But, then, any semblance of theatrical or structural coherence was unfortunately destroyed by Jones’s final coup de théâtre. With the curtain re-raised and Méphistophélès apparently preparing to take his applause, we were halted in our tracks by the fiend. Just when I’d been reflecting that it was a pity that the dancers - who had largely just shimmied across the stage pushing props and set - had had so little to do, Méphistophélès demanded that, after the ‘entertainment’ he had provided, his band of devils should reciprocate. So, now came the Minuet of the will-o’-the-Wisps (which is itself a musical quotation from Méphistophélès’ serenade): a wild dance of Dionysian ascendancy. Berlioz ensures that Faust’s ideal, though unfulfilled, is kept alive at the close by the transfiguration of Marguerite: here, Jones stamped on such an ideal with hob-nailed boots and cruelly confirmed that it was as dead and buried as the dancing demon’s leaps were high and free.

Where does that leave the audience? How are we, like Faust, to be lifted from despair? To what are we to aspire?
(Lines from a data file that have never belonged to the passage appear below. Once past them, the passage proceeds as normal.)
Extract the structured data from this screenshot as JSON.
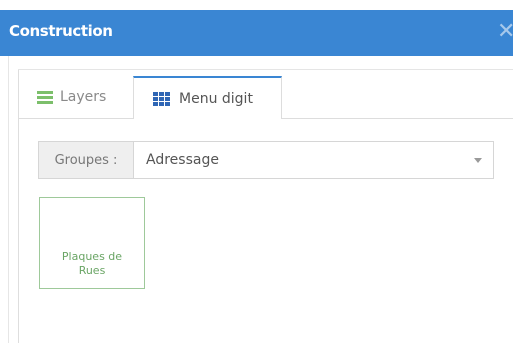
{
  "panel": {
    "title": "Construction",
    "close_glyph": "✕",
    "close_icon": "close-icon",
    "accent_color": "#3a86d3"
  },
  "tabs": [
    {
      "label": "Layers",
      "icon": "bars-icon",
      "icon_color": "#7cbf6b",
      "active": false
    },
    {
      "label": "Menu digit",
      "icon": "grid-icon",
      "icon_color": "#2f66b5",
      "active": true
    }
  ],
  "groupes": {
    "label": "Groupes :",
    "selected": "Adressage",
    "caret_icon": "chevron-down-icon"
  },
  "tiles": [
    {
      "label_line1": "Plaques de",
      "label_line2": "Rues",
      "color": "#6aa565"
    }
  ]
}
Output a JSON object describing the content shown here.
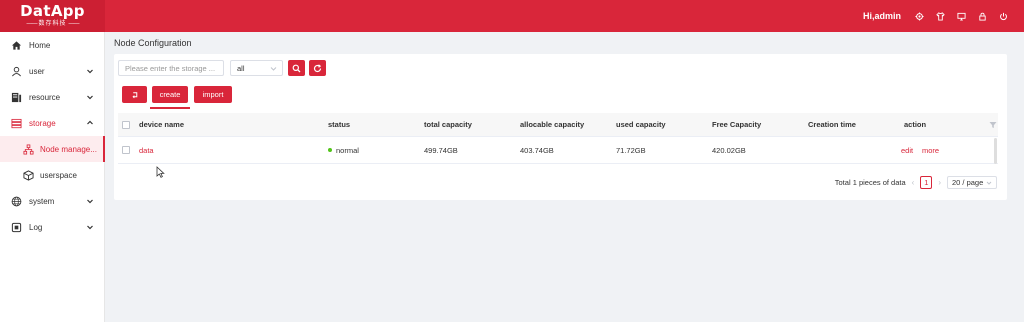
{
  "app": {
    "logo_text": "DatApp",
    "logo_subtitle": "数存科技",
    "greeting": "Hi,admin",
    "header_icons": [
      "gear-icon",
      "shirt-icon",
      "monitor-icon",
      "lock-icon",
      "power-icon"
    ],
    "accent_color": "#d9263a"
  },
  "sidebar": {
    "items": [
      {
        "label": "Home",
        "icon": "home-icon"
      },
      {
        "label": "user",
        "icon": "user-icon"
      },
      {
        "label": "resource",
        "icon": "server-icon"
      },
      {
        "label": "storage",
        "icon": "storage-icon"
      },
      {
        "label": "system",
        "icon": "globe-icon"
      },
      {
        "label": "Log",
        "icon": "log-icon"
      }
    ],
    "storage_children": [
      {
        "label": "Node manage...",
        "icon": "nodes-icon"
      },
      {
        "label": "userspace",
        "icon": "box-icon"
      }
    ]
  },
  "page": {
    "title": "Node Configuration"
  },
  "filters": {
    "search_placeholder": "Please enter the storage ...",
    "select_value": "all"
  },
  "actions": {
    "create_label": "create",
    "import_label": "import"
  },
  "table": {
    "headers": [
      "device name",
      "status",
      "total capacity",
      "allocable capacity",
      "used capacity",
      "Free Capacity",
      "Creation time",
      "action"
    ],
    "rows": [
      {
        "device_name": "data",
        "status": "normal",
        "total_capacity": "499.74GB",
        "allocable_capacity": "403.74GB",
        "used_capacity": "71.72GB",
        "free_capacity": "420.02GB",
        "creation_time": "",
        "edit_label": "edit",
        "more_label": "more"
      }
    ]
  },
  "pagination": {
    "total_text": "Total 1 pieces of data",
    "current_page": "1",
    "page_size": "20 / page"
  }
}
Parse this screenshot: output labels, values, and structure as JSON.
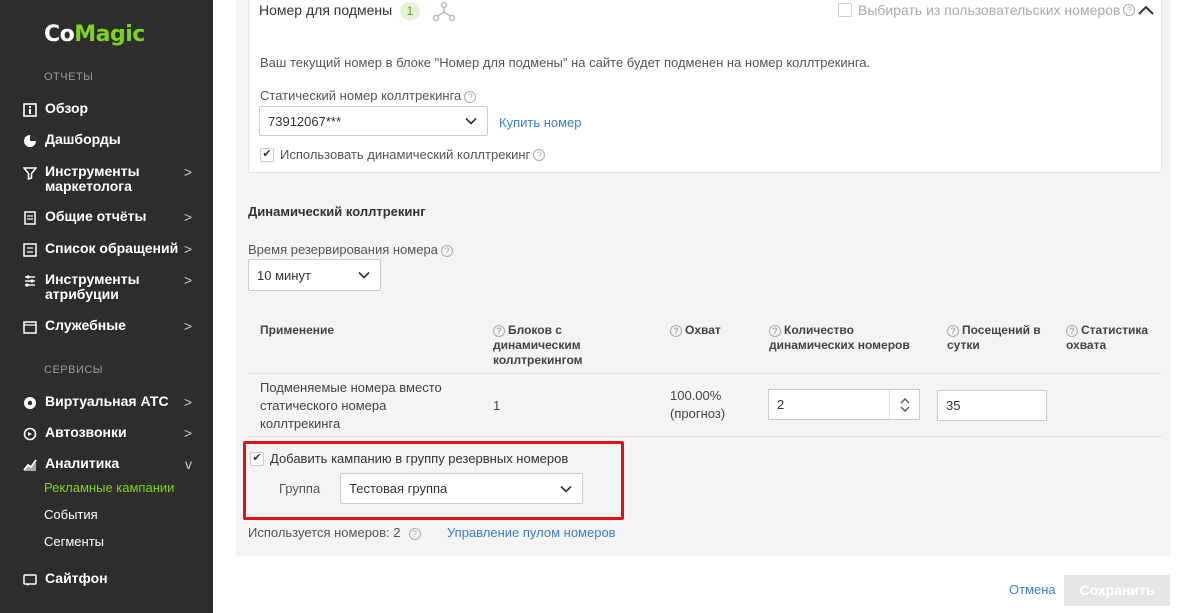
{
  "sidebar": {
    "logo_part1": "Co",
    "logo_part2": "Magic",
    "section_reports": "ОТЧЕТЫ",
    "section_services": "СЕРВИСЫ",
    "reports": [
      {
        "label": "Обзор",
        "icon": "info-box-icon"
      },
      {
        "label": "Дашборды",
        "icon": "pie-chart-icon"
      },
      {
        "label": "Инструменты маркетолога",
        "icon": "funnel-icon",
        "arrow": ">"
      },
      {
        "label": "Общие отчёты",
        "icon": "document-icon",
        "arrow": ">"
      },
      {
        "label": "Список обращений",
        "icon": "list-icon",
        "arrow": ">"
      },
      {
        "label": "Инструменты атрибуции",
        "icon": "sliders-icon",
        "arrow": ">"
      },
      {
        "label": "Служебные",
        "icon": "calendar-icon",
        "arrow": ">"
      }
    ],
    "services": [
      {
        "label": "Виртуальная АТС",
        "icon": "phone-network-icon",
        "arrow": ">"
      },
      {
        "label": "Автозвонки",
        "icon": "auto-call-icon",
        "arrow": ">"
      },
      {
        "label": "Аналитика",
        "icon": "analytics-icon",
        "arrow": "v"
      }
    ],
    "analytics_sub": [
      "Рекламные кампании",
      "События",
      "Сегменты"
    ],
    "sitephone": {
      "label": "Сайтфон",
      "icon": "sitephone-icon"
    }
  },
  "card": {
    "title": "Номер для подмены",
    "badge": "1",
    "pool_checkbox_label": "Выбирать из пользовательских номеров",
    "info_text": "Ваш текущий номер в блоке \"Номер для подмены\" на сайте будет подменен на номер коллтрекинга.",
    "static_label": "Статический номер коллтрекинга",
    "static_value": "73912067***",
    "buy_link": "Купить номер",
    "dynamic_checkbox_label": "Использовать динамический коллтрекинг"
  },
  "dynamic": {
    "title": "Динамический коллтрекинг",
    "reserve_label": "Время резервирования номера",
    "reserve_value": "10 минут"
  },
  "table": {
    "headers": {
      "application": "Применение",
      "blocks": "Блоков с динамическим коллтрекингом",
      "coverage": "Охват",
      "count": "Количество динамических номеров",
      "visits": "Посещений в сутки",
      "stats": "Статистика охвата"
    },
    "row": {
      "application": "Подменяемые номера вместо статического номера коллтрекинга",
      "blocks": "1",
      "coverage": "100.00% (прогноз)",
      "count": "2",
      "visits": "35"
    }
  },
  "reserve_group": {
    "checkbox_label": "Добавить кампанию в группу резервных номеров",
    "group_label": "Группа",
    "group_value": "Тестовая группа"
  },
  "footer": {
    "used_numbers": "Используется номеров: 2",
    "pool_link": "Управление пулом номеров",
    "cancel": "Отмена",
    "save": "Сохранить"
  },
  "colors": {
    "accent_green": "#7ed321",
    "link_blue": "#3b80c7",
    "highlight_red": "#d9141c",
    "sidebar_bg": "#2d2d2d"
  }
}
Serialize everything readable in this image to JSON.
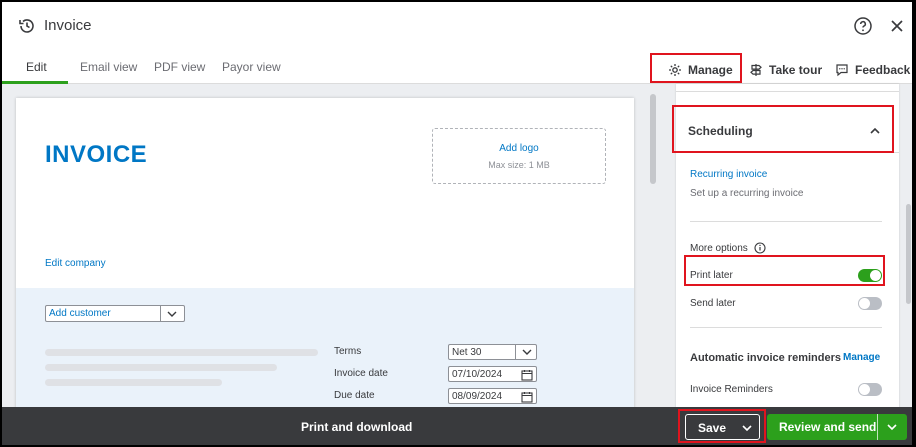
{
  "header": {
    "title": "Invoice",
    "icons": [
      "history-icon",
      "help-icon",
      "close-icon"
    ]
  },
  "tabs": [
    {
      "label": "Edit",
      "active": true
    },
    {
      "label": "Email view",
      "active": false
    },
    {
      "label": "PDF view",
      "active": false
    },
    {
      "label": "Payor view",
      "active": false
    }
  ],
  "toolbar": {
    "manage": "Manage",
    "take_tour": "Take tour",
    "feedback": "Feedback"
  },
  "invoice": {
    "heading": "INVOICE",
    "add_logo": "Add logo",
    "max_size": "Max size: 1 MB",
    "edit_company": "Edit company",
    "customer_placeholder": "Add customer",
    "fields": {
      "terms_label": "Terms",
      "terms_value": "Net 30",
      "invoice_date_label": "Invoice date",
      "invoice_date_value": "07/10/2024",
      "due_date_label": "Due date",
      "due_date_value": "08/09/2024"
    }
  },
  "panel": {
    "section_title": "Scheduling",
    "recurring_link": "Recurring invoice",
    "recurring_desc": "Set up a recurring invoice",
    "more_options": "More options",
    "print_later": "Print later",
    "print_later_on": true,
    "send_later": "Send later",
    "send_later_on": false,
    "reminders_title": "Automatic invoice reminders",
    "reminders_manage": "Manage",
    "invoice_reminders": "Invoice Reminders",
    "invoice_reminders_on": false
  },
  "footer": {
    "print_download": "Print and download",
    "save": "Save",
    "review_send": "Review and send"
  },
  "colors": {
    "accent_green": "#2ca01c",
    "link_blue": "#0077c5",
    "highlight_red": "#e0141e",
    "footer_bg": "#393a3d"
  }
}
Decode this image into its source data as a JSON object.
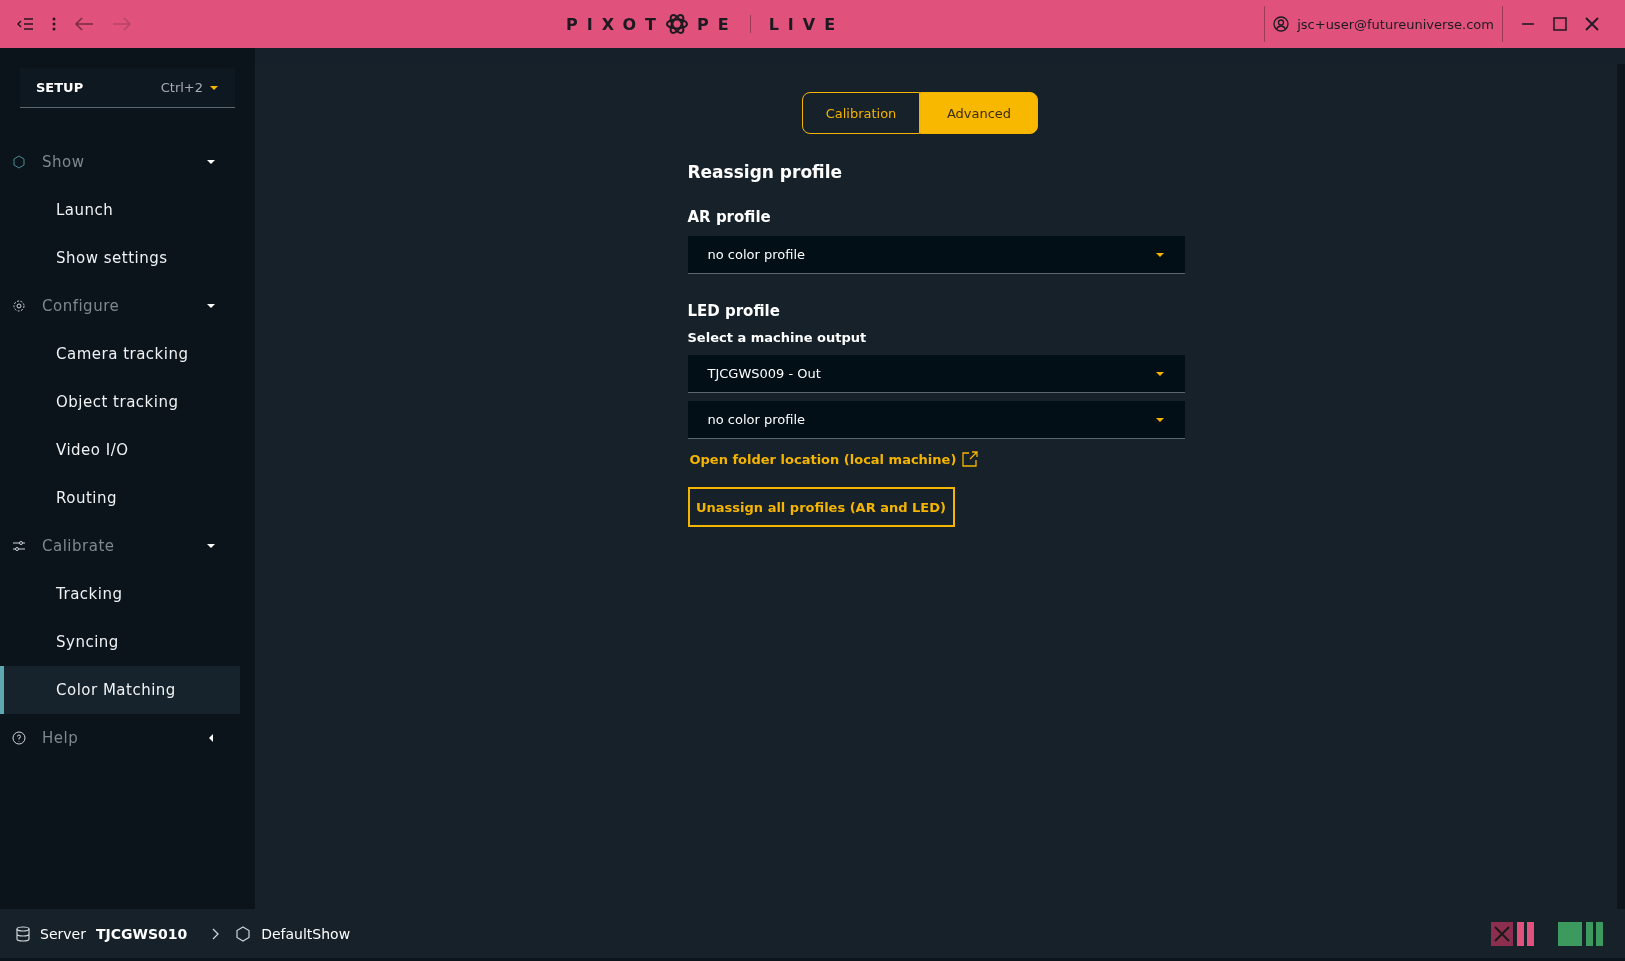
{
  "title_bar": {
    "logo": {
      "left": "PIXOT",
      "right": "PE",
      "product": "LIVE"
    },
    "user": "jsc+user@futureuniverse.com"
  },
  "sidebar": {
    "mode": {
      "label": "SETUP",
      "shortcut": "Ctrl+2"
    },
    "sections": [
      {
        "label": "Show",
        "kind": "show",
        "expanded": true,
        "children": [
          {
            "label": "Launch",
            "selected": false
          },
          {
            "label": "Show settings",
            "selected": false
          }
        ]
      },
      {
        "label": "Configure",
        "kind": "configure",
        "expanded": true,
        "children": [
          {
            "label": "Camera tracking",
            "selected": false
          },
          {
            "label": "Object tracking",
            "selected": false
          },
          {
            "label": "Video I/O",
            "selected": false
          },
          {
            "label": "Routing",
            "selected": false
          }
        ]
      },
      {
        "label": "Calibrate",
        "kind": "calibrate",
        "expanded": true,
        "children": [
          {
            "label": "Tracking",
            "selected": false
          },
          {
            "label": "Syncing",
            "selected": false
          },
          {
            "label": "Color Matching",
            "selected": true
          }
        ]
      },
      {
        "label": "Help",
        "kind": "help",
        "expanded": false
      }
    ]
  },
  "tabs": [
    {
      "label": "Calibration",
      "selected": false
    },
    {
      "label": "Advanced",
      "selected": true
    }
  ],
  "content": {
    "title": "Reassign profile",
    "ar_profile": {
      "label": "AR profile",
      "value": "no color profile"
    },
    "led_profile": {
      "label": "LED profile",
      "sublabel": "Select a machine output",
      "output": "TJCGWS009 - Out",
      "value": "no color profile"
    },
    "folder_link": "Open folder location (local machine)",
    "unassign_button": "Unassign all profiles (AR and LED)"
  },
  "status_bar": {
    "server_label": "Server",
    "server_name": "TJCGWS010",
    "show": "DefaultShow"
  }
}
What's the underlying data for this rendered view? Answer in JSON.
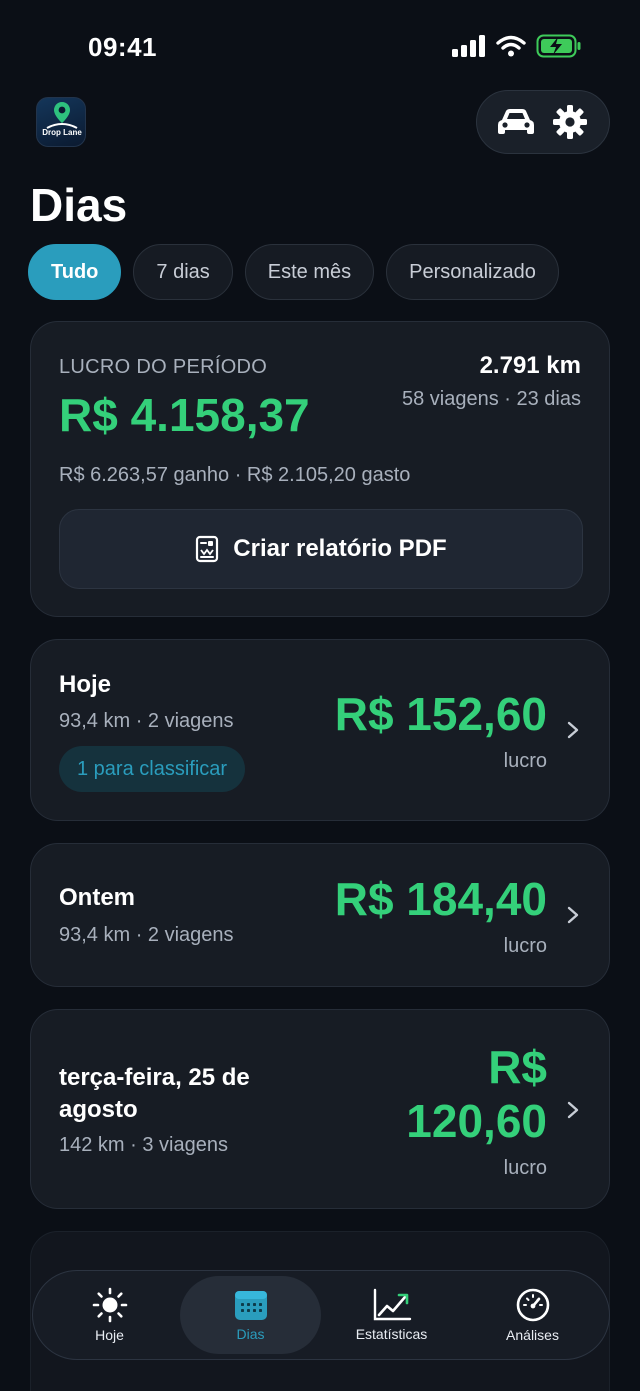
{
  "status_bar": {
    "time": "09:41"
  },
  "app": {
    "logo_text": "Drop Lane"
  },
  "header": {
    "title": "Dias"
  },
  "filters": [
    {
      "label": "Tudo",
      "active": true
    },
    {
      "label": "7 dias",
      "active": false
    },
    {
      "label": "Este mês",
      "active": false
    },
    {
      "label": "Personalizado",
      "active": false
    }
  ],
  "summary": {
    "label": "LUCRO DO PERÍODO",
    "profit": "R$ 4.158,37",
    "distance": "2.791 km",
    "meta": "58 viagens · 23 dias",
    "breakdown": "R$ 6.263,57 ganho · R$ 2.105,20 gasto",
    "pdf_button": "Criar relatório PDF"
  },
  "days": [
    {
      "name": "Hoje",
      "meta": "93,4 km · 2 viagens",
      "amount": "R$ 152,60",
      "amount_label": "lucro",
      "tag": "1 para classificar"
    },
    {
      "name": "Ontem",
      "meta": "93,4 km · 2 viagens",
      "amount": "R$ 184,40",
      "amount_label": "lucro"
    },
    {
      "name": "terça-feira, 25 de agosto",
      "meta": "142 km · 3 viagens",
      "amount": "R$ 120,60",
      "amount_label": "lucro"
    }
  ],
  "tabs": [
    {
      "label": "Hoje",
      "icon": "sun-icon",
      "active": false
    },
    {
      "label": "Dias",
      "icon": "calendar-icon",
      "active": true
    },
    {
      "label": "Estatísticas",
      "icon": "chart-trend-icon",
      "active": false
    },
    {
      "label": "Análises",
      "icon": "gauge-icon",
      "active": false
    }
  ],
  "colors": {
    "accent": "#2a9dbd",
    "profit": "#34d07a",
    "background": "#0b0f16",
    "card": "#171c24"
  }
}
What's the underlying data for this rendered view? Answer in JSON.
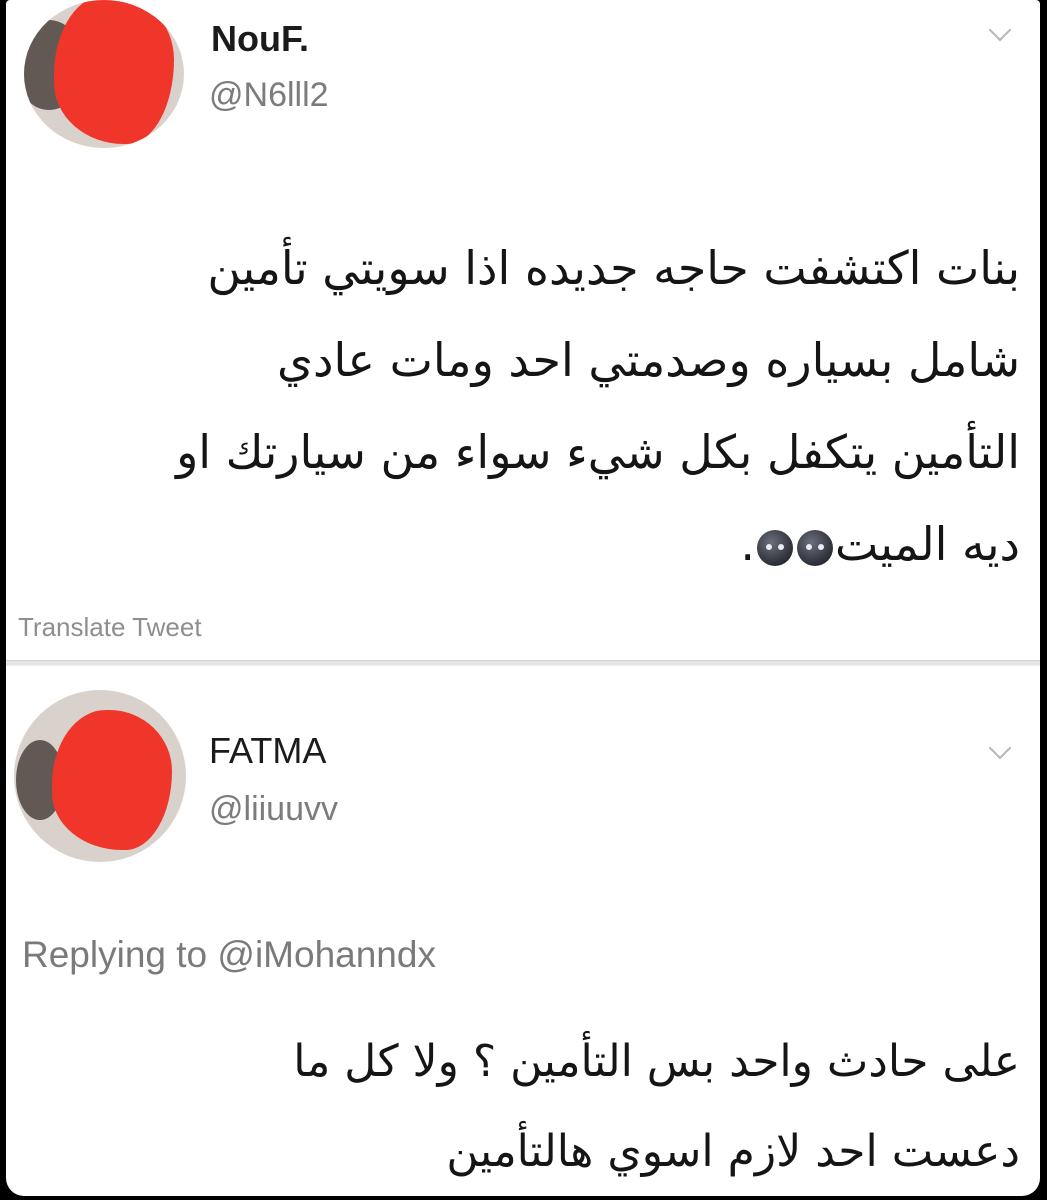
{
  "tweets": [
    {
      "name": "NouF.",
      "handle": "@N6lll2",
      "lines": [
        "بنات اكتشفت حاجه جديده اذا سويتي تأمين",
        "شامل بسياره وصدمتي احد ومات عادي",
        "التأمين يتكفل بكل شيء سواء من سيارتك او",
        "ديه الميت"
      ],
      "line4_suffix": ".",
      "emoji": [
        "worried-face-emoji",
        "worried-face-emoji"
      ],
      "translate_label": "Translate Tweet",
      "icons": {
        "menu": "chevron-down-icon",
        "avatar": "avatar-redacted"
      }
    },
    {
      "name": "FATMA",
      "handle": "@liiuuvv",
      "replying_prefix": "Replying to",
      "replying_handle": "@iMohanndx",
      "lines": [
        "على حادث واحد بس التأمين ؟ ولا كل ما",
        "دعست احد لازم اسوي هالتأمين"
      ],
      "icons": {
        "menu": "chevron-down-icon",
        "avatar": "avatar-redacted"
      }
    }
  ],
  "colors": {
    "redaction": "#f0352a",
    "background": "#ffffff",
    "secondary_text": "#7c7c7c"
  }
}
Jones’s vision was not simply bleak: just as Berlioz’s Faust is worn down by “mon ennui sans fin”, so, by the end of Jones’s production, was I.

Claire Seymour

Faust - Allan Clayton, Méphistophélès - Christopher Purves, Brander - Ashley Riches, Marguerite - Julie Boulianne; Director - Richard Jones, Conductor - Robin Ticciati, Associate Director/Movement Director - Sarah Fahie, Set Designer - Hyemi Shin, Costume Designer - Nicky Gillibrand, Lighting Designer - Andreas Fuchs, London Philharmonic Orchestra, Glyndebourne Festival Chorus, Glyndebourne Youth Opera Trinity Boys Choir, Dancers and Children.

Glyndebourne Festival; Saturday 18th May 2019.

Send to a friend

Send a link to this article to a friend with an optional message.

Friend's Email Address: (required)

Your Email Address: (required)

Message (optional):